» **PROBLEM**
Report every line of the material that contains the string "true".

━━━━━━━━━━━━━━━━━━━━━━━━━━━━━━

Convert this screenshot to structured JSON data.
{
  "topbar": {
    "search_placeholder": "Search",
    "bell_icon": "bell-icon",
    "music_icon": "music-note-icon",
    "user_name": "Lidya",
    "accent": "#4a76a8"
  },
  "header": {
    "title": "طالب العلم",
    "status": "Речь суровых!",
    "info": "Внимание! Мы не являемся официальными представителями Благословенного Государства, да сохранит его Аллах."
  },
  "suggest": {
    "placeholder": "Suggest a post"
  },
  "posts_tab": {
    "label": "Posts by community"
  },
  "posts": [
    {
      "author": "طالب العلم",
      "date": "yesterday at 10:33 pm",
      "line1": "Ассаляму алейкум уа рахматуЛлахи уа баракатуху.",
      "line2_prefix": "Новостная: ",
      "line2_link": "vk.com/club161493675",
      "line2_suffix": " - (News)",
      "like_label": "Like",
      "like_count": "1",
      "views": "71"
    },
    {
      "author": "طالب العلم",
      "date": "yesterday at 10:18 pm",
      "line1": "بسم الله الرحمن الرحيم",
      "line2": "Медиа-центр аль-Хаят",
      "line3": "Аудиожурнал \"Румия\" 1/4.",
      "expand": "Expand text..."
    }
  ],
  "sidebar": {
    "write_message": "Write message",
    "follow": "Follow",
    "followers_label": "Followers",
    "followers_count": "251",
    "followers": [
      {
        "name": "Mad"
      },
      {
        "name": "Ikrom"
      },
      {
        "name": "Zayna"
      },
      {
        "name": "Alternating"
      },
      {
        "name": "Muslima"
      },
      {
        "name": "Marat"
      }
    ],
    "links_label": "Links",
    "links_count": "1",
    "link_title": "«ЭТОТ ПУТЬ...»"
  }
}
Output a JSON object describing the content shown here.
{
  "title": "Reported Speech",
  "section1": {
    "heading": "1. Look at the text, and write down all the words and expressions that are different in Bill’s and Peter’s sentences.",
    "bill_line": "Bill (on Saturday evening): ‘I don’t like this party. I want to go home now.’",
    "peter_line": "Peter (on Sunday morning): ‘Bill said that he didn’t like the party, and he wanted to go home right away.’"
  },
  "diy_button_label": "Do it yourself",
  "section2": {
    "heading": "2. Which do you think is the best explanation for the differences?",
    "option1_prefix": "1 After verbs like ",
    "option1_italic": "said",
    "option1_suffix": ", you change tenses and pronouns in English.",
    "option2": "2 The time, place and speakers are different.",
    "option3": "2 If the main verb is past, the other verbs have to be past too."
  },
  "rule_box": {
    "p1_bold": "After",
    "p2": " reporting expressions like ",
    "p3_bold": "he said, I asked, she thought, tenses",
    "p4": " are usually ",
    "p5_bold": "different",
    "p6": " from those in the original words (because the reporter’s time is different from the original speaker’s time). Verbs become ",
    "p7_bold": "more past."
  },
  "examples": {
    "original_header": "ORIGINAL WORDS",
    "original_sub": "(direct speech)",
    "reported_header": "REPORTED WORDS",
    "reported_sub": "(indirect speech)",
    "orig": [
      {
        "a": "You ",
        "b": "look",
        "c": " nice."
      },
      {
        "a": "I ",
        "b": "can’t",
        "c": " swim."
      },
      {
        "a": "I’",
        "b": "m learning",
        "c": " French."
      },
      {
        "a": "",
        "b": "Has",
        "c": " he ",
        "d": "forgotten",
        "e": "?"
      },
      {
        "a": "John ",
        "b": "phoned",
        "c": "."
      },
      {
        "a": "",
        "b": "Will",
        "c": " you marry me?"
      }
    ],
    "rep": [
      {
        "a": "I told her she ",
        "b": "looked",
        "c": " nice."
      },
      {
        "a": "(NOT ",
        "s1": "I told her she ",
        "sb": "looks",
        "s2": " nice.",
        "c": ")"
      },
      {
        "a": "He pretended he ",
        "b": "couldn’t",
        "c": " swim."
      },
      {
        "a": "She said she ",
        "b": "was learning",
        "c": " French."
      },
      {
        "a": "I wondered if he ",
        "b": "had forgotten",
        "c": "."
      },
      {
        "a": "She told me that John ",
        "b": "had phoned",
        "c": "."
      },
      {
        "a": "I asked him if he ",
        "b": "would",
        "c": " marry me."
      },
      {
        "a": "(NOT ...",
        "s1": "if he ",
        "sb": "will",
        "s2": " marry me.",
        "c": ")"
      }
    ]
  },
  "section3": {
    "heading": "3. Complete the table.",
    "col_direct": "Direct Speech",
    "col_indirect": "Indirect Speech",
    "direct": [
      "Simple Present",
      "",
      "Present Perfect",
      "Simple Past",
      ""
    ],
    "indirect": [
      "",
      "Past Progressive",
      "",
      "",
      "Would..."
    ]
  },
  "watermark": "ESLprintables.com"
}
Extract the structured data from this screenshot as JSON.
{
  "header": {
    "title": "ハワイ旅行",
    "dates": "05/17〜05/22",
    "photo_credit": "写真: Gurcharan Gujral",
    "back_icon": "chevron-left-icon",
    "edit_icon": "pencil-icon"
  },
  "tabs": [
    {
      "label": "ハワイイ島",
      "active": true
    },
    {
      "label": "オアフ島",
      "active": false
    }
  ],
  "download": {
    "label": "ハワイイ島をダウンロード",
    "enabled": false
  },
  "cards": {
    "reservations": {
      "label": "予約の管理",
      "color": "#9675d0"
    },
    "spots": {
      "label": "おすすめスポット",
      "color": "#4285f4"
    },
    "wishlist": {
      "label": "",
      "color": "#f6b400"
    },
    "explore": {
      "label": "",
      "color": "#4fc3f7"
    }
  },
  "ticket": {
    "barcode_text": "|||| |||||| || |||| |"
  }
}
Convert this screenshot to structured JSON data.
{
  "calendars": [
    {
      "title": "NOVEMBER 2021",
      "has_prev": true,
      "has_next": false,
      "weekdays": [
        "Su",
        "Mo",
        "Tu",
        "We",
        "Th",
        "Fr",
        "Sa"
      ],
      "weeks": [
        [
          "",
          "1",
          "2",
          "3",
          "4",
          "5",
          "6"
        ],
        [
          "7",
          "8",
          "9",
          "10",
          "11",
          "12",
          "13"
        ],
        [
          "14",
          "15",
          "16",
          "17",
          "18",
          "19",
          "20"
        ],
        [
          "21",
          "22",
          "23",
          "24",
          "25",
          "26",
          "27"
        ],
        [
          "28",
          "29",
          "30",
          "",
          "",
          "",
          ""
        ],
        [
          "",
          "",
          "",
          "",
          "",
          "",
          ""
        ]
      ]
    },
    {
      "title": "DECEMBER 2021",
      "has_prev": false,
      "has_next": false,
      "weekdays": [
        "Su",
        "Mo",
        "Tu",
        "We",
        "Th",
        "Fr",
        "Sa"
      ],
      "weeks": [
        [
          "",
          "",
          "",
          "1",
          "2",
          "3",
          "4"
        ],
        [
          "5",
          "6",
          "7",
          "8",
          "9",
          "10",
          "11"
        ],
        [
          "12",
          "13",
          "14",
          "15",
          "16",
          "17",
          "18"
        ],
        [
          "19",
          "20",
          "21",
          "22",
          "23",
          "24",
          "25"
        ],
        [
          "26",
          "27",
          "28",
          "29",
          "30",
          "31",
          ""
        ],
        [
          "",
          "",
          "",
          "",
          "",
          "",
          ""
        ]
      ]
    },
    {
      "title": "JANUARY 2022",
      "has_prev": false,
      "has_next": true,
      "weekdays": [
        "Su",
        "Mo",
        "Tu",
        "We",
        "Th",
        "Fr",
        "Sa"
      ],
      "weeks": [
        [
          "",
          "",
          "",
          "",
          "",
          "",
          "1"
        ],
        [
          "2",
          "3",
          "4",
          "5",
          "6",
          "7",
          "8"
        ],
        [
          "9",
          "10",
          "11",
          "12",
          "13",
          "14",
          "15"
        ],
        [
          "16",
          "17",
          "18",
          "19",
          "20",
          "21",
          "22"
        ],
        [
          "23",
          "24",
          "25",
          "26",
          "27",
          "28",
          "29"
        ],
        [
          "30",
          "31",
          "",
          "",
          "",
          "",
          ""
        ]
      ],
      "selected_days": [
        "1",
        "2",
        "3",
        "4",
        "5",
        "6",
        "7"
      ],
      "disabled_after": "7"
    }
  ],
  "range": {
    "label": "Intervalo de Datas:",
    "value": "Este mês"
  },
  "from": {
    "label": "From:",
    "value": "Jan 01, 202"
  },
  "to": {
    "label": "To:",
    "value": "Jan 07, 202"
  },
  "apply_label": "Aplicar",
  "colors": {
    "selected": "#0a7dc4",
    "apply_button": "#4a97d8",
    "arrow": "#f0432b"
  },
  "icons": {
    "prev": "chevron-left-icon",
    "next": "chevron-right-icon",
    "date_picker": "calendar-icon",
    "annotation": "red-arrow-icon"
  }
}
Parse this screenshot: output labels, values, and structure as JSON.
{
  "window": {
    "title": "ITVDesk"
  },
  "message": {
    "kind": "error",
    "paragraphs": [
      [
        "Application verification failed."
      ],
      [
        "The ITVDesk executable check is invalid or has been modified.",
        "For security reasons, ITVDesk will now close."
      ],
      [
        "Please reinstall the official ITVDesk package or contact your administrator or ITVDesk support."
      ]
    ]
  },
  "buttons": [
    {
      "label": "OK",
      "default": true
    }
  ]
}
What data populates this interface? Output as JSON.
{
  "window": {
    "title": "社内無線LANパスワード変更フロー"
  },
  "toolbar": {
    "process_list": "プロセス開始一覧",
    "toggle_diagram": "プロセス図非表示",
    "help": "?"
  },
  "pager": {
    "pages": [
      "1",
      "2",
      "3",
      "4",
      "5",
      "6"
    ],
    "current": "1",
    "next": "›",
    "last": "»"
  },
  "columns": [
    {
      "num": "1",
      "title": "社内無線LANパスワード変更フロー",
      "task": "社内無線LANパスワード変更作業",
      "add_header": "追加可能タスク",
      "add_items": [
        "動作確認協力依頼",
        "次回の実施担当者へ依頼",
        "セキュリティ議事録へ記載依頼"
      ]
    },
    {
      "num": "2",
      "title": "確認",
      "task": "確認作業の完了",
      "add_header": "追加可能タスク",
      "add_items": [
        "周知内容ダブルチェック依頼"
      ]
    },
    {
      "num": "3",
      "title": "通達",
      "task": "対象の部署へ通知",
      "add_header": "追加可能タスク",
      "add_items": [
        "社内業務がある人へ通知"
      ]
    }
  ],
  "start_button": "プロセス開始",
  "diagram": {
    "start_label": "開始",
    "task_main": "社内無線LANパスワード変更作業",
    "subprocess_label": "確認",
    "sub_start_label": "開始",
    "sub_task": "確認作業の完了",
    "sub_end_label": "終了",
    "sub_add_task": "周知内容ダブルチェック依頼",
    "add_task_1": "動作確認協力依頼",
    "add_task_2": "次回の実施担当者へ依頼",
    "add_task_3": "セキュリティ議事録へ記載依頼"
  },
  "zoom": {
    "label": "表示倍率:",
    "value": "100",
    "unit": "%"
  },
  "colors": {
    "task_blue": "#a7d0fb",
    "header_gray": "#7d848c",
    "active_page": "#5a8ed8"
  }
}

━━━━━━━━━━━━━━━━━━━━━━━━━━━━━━

» **PROBLEM SOLUTION**
      "active": true
      "has_prev": true,
      "has_next": true,
      "default": true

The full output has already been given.